Interestingly, as streaming content became popular, content personalization had already been identified as the way forward. A content recommendation system was at the core of personalization. For example, Netflix, which was into the DVD rental business, had already been using personalization tactics that became more sophisticated over time. In the mid-2000s, Netflix offered cash incentives to people who would help improve the efficiency of its recommendation systems. Initially, the recommendation system helped viewers identify suitable DVDs. Over time, it would offer SVoD and OTT content based on individual preferences, browsing patterns, habits and other user inputs.
How Is AI Personalizing Content?
Identifying individual user preferences is enormously difficult. Think of, for example, Amazon Prime and Netflix with their enormous and varied subscriber base across continents and the personalization challenges. Additionally, subscriber behavior may suddenly change. You may also need to think about user experience, user-specific UI and many more such complex factors. AI and machine learning are capable of learning from subscriber behavior data over time and offering content recommendations accordingly. The system is known as a recommendation engine, and learns about subscriber behavior deeply on its own, like a human being’s learning evolves and adapts to dynamic subscriber expectations.
Netflix Content Personalization Case Studies
Perhaps no one has personalized entertainment content better than Netflix. Netflix allows its content to be driven solely by subscriber choices. Here is an overview of how Netflix goes about its job.
- Custom subscriber experience – Netflix has more than 75 million subscribers in more than 90 countries and each subscriber is offered a unique experience or content offerings upon login.
- Generalized recommendations – Since Netflix has huge and varied subscriber data, it may offer content recommendations based on criteria such as “this is enjoyed by people of your age group” or “your friend just watched this.”
- Not offering an overwhelming content experience – Netflix wants to offer a recommendation its subscriber likes within 90 seconds, otherwise, the subscriber may move on. So, it does not drown its subscriber amidst a deluge of content recommendations and tries to offer just what you like. According to Chris Jaffe, Netflix’s vice president of product innovation, customers hate to be overwhelmed, so content personalization is the key.
- Do not over-personalize – Though Netflix offers what subscribers tend to like, it occasionally throws in something not related to the preferences. For example, a subscriber with a demonstrated inclination toward horror flicks may be offered a comedy.
- Let the subscriber choices govern – It is not the product or any other team that decides on content choices, but the customer.
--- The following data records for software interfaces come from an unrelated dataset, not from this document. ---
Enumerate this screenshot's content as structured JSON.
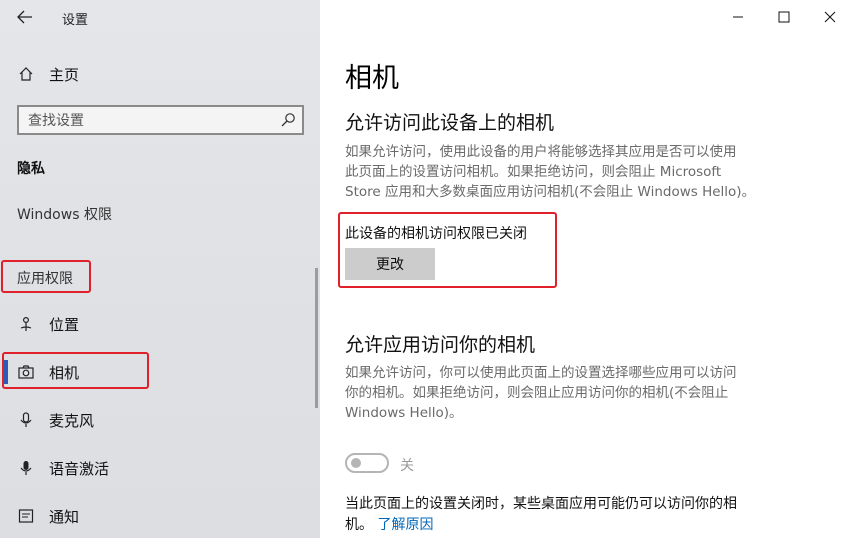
{
  "window": {
    "title": "设置"
  },
  "sidebar": {
    "back_icon": "arrow-left-icon",
    "home_label": "主页",
    "search_placeholder": "查找设置",
    "section_privacy": "隐私",
    "windows_permissions": "Windows 权限",
    "section_app_permissions": "应用权限",
    "items": [
      {
        "label": "位置",
        "icon": "location-icon"
      },
      {
        "label": "相机",
        "icon": "camera-icon",
        "active": true
      },
      {
        "label": "麦克风",
        "icon": "microphone-icon"
      },
      {
        "label": "语音激活",
        "icon": "voice-icon"
      },
      {
        "label": "通知",
        "icon": "notification-icon"
      }
    ]
  },
  "main": {
    "title": "相机",
    "section1": {
      "heading": "允许访问此设备上的相机",
      "desc_lines": [
        "如果允许访问，使用此设备的用户将能够选择其应用是否可以使用",
        "此页面上的设置访问相机。如果拒绝访问，则会阻止 Microsoft",
        "Store 应用和大多数桌面应用访问相机(不会阻止 Windows Hello)。"
      ],
      "status": "此设备的相机访问权限已关闭",
      "change_button": "更改"
    },
    "section2": {
      "heading": "允许应用访问你的相机",
      "desc_lines": [
        "如果允许访问，你可以使用此页面上的设置选择哪些应用可以访问",
        "你的相机。如果拒绝访问，则会阻止应用访问你的相机(不会阻止",
        "Windows Hello)。"
      ],
      "toggle_state": "关",
      "toggle_on": false
    },
    "note": {
      "text_line1": "当此页面上的设置关闭时，某些桌面应用可能仍可以访问你的相",
      "text_line2": "机。",
      "link": "了解原因"
    }
  },
  "colors": {
    "accent": "#2b5bb8",
    "link": "#0067b8",
    "highlight_box": "#e0202a"
  }
}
According to Jaffe, “We work on constantly making that experience better and better. It’s a unique approach. In some companies [that are] evolving the product, the product team might be the driver: The team comes up with the idea, design, builds, launches, and sees what happens. My team can’t make that decision. We come up with the ideas, but what drives product decisions is our customers and what customers do and how they use the product.”
- New products must be approved by customers – All new products are run by the customers in tests, unbeknownst to them. Netflix runs “a couple hundred” product tests with 300,000 users each year. Only products with enough acceptance actually come to the shelf.
Impact of Content Personalization on Business
Netflix claims that it could save $1 billion by ways of decreasing churn. Monetary gains apart, Netflix could improve customer experience by optimizing data transfers and compressing codecs with a technology called Dynamic Optimizer. It has also optimized OTT delivery by preventing congested links and unstable connectivity by adopting Internet Protocol.
While there seems to be no doubt about AI’s potential, things don’t seem as good on the privacy front. The act of capturing customer data without explicit consent is a thorny issue, with many criticizing the practice. But that is a topic for another time. Meanwhile, customers can expect more interesting content on their watchlist thanks to AI.